━━━ EXTRACTED INFORMATION ━━━

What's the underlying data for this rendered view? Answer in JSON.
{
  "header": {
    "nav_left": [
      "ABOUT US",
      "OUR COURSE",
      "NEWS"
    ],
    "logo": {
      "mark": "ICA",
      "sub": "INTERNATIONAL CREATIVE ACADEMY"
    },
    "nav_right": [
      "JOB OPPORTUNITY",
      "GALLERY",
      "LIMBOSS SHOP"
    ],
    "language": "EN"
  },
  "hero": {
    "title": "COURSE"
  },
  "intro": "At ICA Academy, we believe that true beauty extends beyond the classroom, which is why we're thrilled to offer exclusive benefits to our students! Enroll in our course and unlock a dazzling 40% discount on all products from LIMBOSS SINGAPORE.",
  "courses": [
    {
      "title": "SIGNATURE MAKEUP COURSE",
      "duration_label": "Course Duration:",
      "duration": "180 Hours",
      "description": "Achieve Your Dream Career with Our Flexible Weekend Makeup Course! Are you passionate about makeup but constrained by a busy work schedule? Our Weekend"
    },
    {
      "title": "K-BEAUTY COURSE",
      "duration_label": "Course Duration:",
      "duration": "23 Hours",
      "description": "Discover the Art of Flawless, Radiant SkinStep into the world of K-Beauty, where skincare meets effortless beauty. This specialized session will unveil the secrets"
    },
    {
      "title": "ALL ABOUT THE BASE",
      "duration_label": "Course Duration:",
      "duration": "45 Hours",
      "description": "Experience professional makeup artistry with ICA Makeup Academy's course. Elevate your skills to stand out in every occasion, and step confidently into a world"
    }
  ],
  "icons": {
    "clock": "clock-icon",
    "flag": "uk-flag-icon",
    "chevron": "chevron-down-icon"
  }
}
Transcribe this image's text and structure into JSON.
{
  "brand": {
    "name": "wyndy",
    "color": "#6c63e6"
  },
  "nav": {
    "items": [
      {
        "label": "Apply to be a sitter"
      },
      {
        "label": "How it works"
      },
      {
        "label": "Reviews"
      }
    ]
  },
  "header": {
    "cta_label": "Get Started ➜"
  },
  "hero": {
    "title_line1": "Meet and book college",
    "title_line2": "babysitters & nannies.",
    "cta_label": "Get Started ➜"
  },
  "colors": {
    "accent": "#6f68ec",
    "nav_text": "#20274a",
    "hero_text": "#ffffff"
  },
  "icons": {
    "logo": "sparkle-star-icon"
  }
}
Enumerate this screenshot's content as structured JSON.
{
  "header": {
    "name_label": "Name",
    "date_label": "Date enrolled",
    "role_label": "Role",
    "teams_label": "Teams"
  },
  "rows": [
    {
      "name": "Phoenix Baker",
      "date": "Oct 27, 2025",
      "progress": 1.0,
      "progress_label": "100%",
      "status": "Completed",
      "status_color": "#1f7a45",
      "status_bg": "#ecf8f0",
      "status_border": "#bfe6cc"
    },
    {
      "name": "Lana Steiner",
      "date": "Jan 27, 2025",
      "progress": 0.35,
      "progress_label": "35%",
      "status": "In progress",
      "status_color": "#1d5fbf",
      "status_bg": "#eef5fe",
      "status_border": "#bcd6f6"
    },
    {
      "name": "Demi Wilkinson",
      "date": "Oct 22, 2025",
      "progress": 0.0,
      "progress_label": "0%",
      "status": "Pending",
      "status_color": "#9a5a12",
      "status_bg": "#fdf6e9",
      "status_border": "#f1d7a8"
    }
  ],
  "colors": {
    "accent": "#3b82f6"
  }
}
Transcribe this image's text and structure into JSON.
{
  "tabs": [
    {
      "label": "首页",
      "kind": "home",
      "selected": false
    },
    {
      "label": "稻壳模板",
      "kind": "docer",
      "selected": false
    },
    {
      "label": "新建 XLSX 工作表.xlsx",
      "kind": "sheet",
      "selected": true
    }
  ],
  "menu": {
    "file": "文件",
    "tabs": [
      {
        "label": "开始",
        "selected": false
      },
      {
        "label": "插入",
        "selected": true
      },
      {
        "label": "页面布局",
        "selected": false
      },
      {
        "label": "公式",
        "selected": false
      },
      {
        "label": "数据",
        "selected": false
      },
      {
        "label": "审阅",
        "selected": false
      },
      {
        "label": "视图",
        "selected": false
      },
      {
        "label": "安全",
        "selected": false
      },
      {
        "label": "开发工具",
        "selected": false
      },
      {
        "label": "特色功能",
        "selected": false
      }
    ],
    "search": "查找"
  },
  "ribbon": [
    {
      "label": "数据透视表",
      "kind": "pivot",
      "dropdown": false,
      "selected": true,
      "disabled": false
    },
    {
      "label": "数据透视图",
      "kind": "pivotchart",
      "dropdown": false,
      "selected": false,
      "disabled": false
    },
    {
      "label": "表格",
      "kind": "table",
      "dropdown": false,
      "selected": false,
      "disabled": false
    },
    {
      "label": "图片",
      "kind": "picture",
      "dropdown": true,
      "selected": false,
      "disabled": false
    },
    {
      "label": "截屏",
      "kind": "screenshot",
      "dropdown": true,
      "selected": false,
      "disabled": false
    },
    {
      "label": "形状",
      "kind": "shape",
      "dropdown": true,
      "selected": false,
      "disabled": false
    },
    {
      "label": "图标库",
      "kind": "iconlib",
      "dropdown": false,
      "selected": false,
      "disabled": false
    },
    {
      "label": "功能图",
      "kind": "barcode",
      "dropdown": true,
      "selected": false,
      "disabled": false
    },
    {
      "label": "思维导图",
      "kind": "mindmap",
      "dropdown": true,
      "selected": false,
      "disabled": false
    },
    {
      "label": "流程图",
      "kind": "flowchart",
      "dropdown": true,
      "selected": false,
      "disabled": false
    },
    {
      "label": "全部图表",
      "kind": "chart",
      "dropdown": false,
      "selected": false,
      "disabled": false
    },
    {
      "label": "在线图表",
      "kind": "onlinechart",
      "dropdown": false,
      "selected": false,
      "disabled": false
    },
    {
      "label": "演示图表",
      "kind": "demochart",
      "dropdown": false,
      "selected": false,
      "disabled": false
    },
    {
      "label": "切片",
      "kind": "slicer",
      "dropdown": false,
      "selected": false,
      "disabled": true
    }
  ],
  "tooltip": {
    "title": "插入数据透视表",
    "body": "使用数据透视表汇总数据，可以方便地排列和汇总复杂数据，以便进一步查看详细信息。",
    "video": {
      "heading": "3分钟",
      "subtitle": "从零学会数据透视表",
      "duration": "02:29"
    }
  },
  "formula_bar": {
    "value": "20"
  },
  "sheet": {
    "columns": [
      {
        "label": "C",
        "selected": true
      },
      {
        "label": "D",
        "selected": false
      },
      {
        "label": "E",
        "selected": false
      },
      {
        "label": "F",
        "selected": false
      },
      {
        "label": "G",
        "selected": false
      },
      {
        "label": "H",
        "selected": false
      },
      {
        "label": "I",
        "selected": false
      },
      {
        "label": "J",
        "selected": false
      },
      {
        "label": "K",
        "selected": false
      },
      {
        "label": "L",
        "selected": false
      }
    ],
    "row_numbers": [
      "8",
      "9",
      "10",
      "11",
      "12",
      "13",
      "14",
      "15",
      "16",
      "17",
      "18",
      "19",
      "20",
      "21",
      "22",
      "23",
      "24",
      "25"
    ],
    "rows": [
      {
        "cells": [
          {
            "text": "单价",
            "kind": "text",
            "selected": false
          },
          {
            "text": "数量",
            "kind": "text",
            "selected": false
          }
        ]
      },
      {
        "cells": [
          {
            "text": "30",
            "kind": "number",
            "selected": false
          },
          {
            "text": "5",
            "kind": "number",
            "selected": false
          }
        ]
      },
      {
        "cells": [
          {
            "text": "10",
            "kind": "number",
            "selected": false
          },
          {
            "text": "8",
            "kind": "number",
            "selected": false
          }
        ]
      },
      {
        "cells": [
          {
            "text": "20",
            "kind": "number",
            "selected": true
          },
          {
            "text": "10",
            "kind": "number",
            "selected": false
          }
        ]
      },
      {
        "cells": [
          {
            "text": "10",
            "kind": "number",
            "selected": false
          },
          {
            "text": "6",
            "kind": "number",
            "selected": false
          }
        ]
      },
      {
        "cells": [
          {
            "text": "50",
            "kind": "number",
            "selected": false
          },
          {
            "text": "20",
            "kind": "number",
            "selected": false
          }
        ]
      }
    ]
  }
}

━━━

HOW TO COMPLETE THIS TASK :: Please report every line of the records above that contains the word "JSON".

ANSWER BELOW ::
What's the underlying data for this rendered view? Answer in JSON.
Transcribe this image's text and structure into JSON.
Enumerate this screenshot's content as structured JSON.
Transcribe this image's text and structure into JSON.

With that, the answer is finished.